(Date:4/4/2017)... YORK , April 4, 2017   EyeLock ... today announced that the United States Patent and Trademark ... patent broadly covers the linking of an iris image ... same transaction) and represents the company,s 45 th ... latest patent is very timely given the multi-modal biometric ...
(Date:3/30/2017)... 30, 2017 Trends, opportunities and forecast in ... by technology (fingerprint, AFIS, iris recognition, facial recognition, hand ... by end use industry (government and law enforcement, commercial ... banking, and others), and by region ( North ... Asia Pacific , and the Rest of ...
Breaking Biology News(10 mins):
(Date:10/12/2017)... ... October 12, 2017 , ... ... multicenter, prospective clinical study that demonstrates the accuracy of the FebriDx® test, ... clinically significant acute bacterial and viral respiratory tract infections by testing the ...
(Date:10/12/2017)... ... ... AMRI, a global contract research, development and manufacturing organization ... quality of life, will now be offering its impurity solutions as a stand-alone ... for all new drug products, including the finalization of ICH M7 earlier this ...
(Date:10/11/2017)... , ... October 11, 2017 , ... ... President Andi Purple announced Dr. Suneel I. Sheikh, the co-founder, CEO and ... Labs ), Inc. has been selected for membership in ARCS Alumni Hall ...
(Date:10/11/2017)... ... ... eye wash is a basic first aid supply for any work environment, but most personal ... rinse first if a dangerous substance enters both eyes?

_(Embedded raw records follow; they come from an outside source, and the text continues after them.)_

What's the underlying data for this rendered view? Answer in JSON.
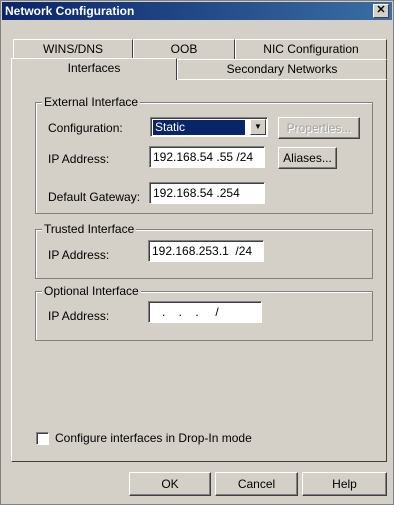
{
  "window": {
    "title": "Network Configuration",
    "close_glyph": "✕"
  },
  "tabs": {
    "row_top": [
      "WINS/DNS",
      "OOB",
      "NIC Configuration"
    ],
    "row_bottom": [
      "Interfaces",
      "Secondary Networks"
    ],
    "active": "Interfaces"
  },
  "external": {
    "legend": "External Interface",
    "config_label": "Configuration:",
    "config_value": "Static",
    "properties_label": "Properties...",
    "ip_label": "IP Address:",
    "ip_value": "192.168.54 .55 /24",
    "aliases_label": "Aliases...",
    "gateway_label": "Default Gateway:",
    "gateway_value": "192.168.54 .254"
  },
  "trusted": {
    "legend": "Trusted Interface",
    "ip_label": "IP Address:",
    "ip_value": "192.168.253.1  /24"
  },
  "optional": {
    "legend": "Optional Interface",
    "ip_label": "IP Address:",
    "ip_value": "   .    .    .     /"
  },
  "dropin": {
    "label": "Configure interfaces in Drop-In mode",
    "checked": false
  },
  "footer": {
    "ok": "OK",
    "cancel": "Cancel",
    "help": "Help"
  }
}
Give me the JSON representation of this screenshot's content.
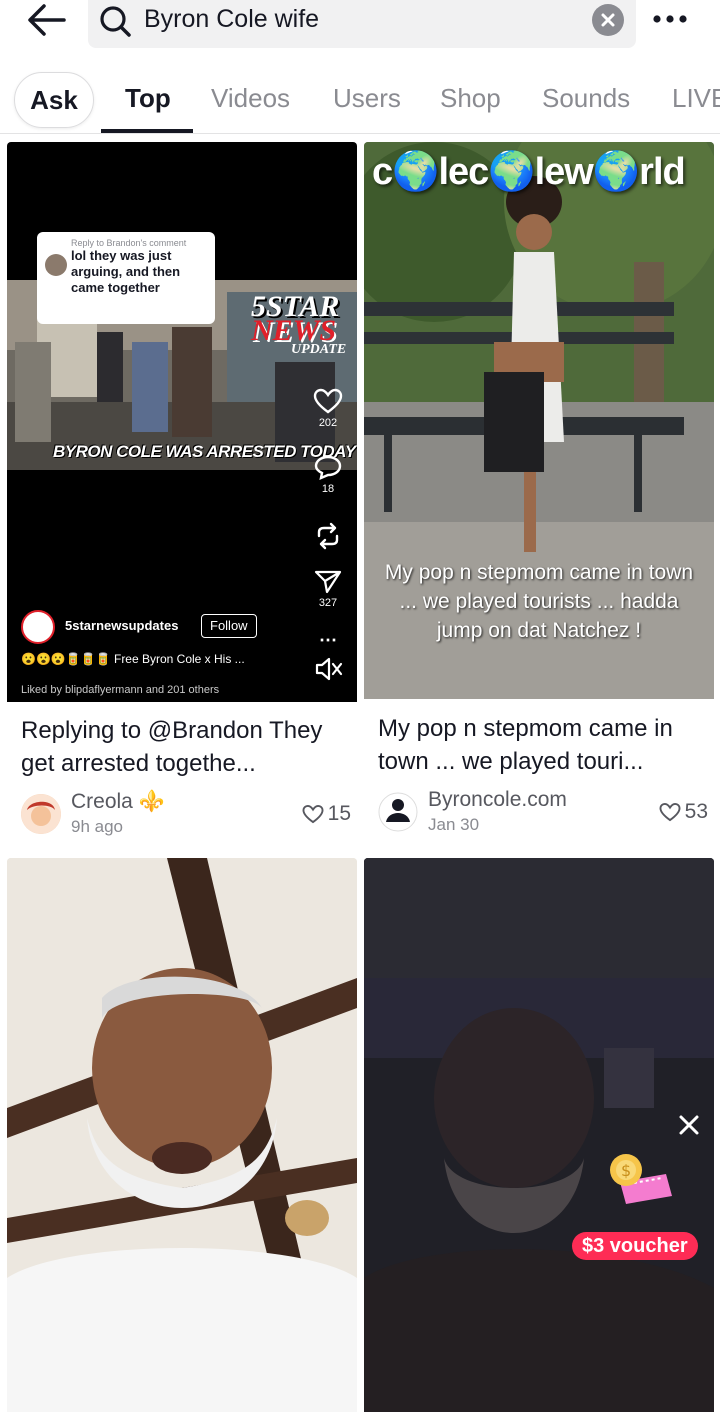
{
  "search": {
    "query": "Byron Cole wife"
  },
  "tabs": [
    {
      "label": "Ask"
    },
    {
      "label": "Top"
    },
    {
      "label": "Videos"
    },
    {
      "label": "Users"
    },
    {
      "label": "Shop"
    },
    {
      "label": "Sounds"
    },
    {
      "label": "LIVE"
    }
  ],
  "colors": {
    "accent": "#fe2c55",
    "text": "#161823",
    "muted": "#8a8b91"
  },
  "results": [
    {
      "overlay": {
        "reply_caption": "Reply to Brandon's comment",
        "reply_text": "lol they was just arguing, and then came together",
        "logo_line1": "5STAR",
        "logo_line2": "NEWS",
        "logo_line3": "UPDATE",
        "headline": "BYRON COLE WAS ARRESTED TODAY",
        "likes": "202",
        "comments": "18",
        "shares": "327",
        "username": "5starnewsupdates",
        "follow": "Follow",
        "description": "😮😮😮🥫🥫🥫 Free Byron Cole x His ...",
        "liked_by": "Liked by blipdaflyermann and 201 others"
      },
      "description": "Replying to @Brandon They get arrested togethe...",
      "author": "Creola ⚜️",
      "time": "9h ago",
      "likes": "15"
    },
    {
      "overlay": {
        "title": "c🌍lec🌍lew🌍rld",
        "caption": "My pop n stepmom came in town ... we played tourists ... hadda jump on dat Natchez !"
      },
      "description": "My pop n stepmom came in town ... we played touri...",
      "author": "Byroncole.com",
      "time": "Jan 30",
      "likes": "53"
    },
    {
      "description": ""
    },
    {
      "description": ""
    }
  ],
  "voucher": {
    "label": "$3 voucher"
  }
}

It’s one less decision, and likely ... dual eye piece. , “Whether its dirt and debris, or an acid or alkali, getting ...
Breaking Biology Technology: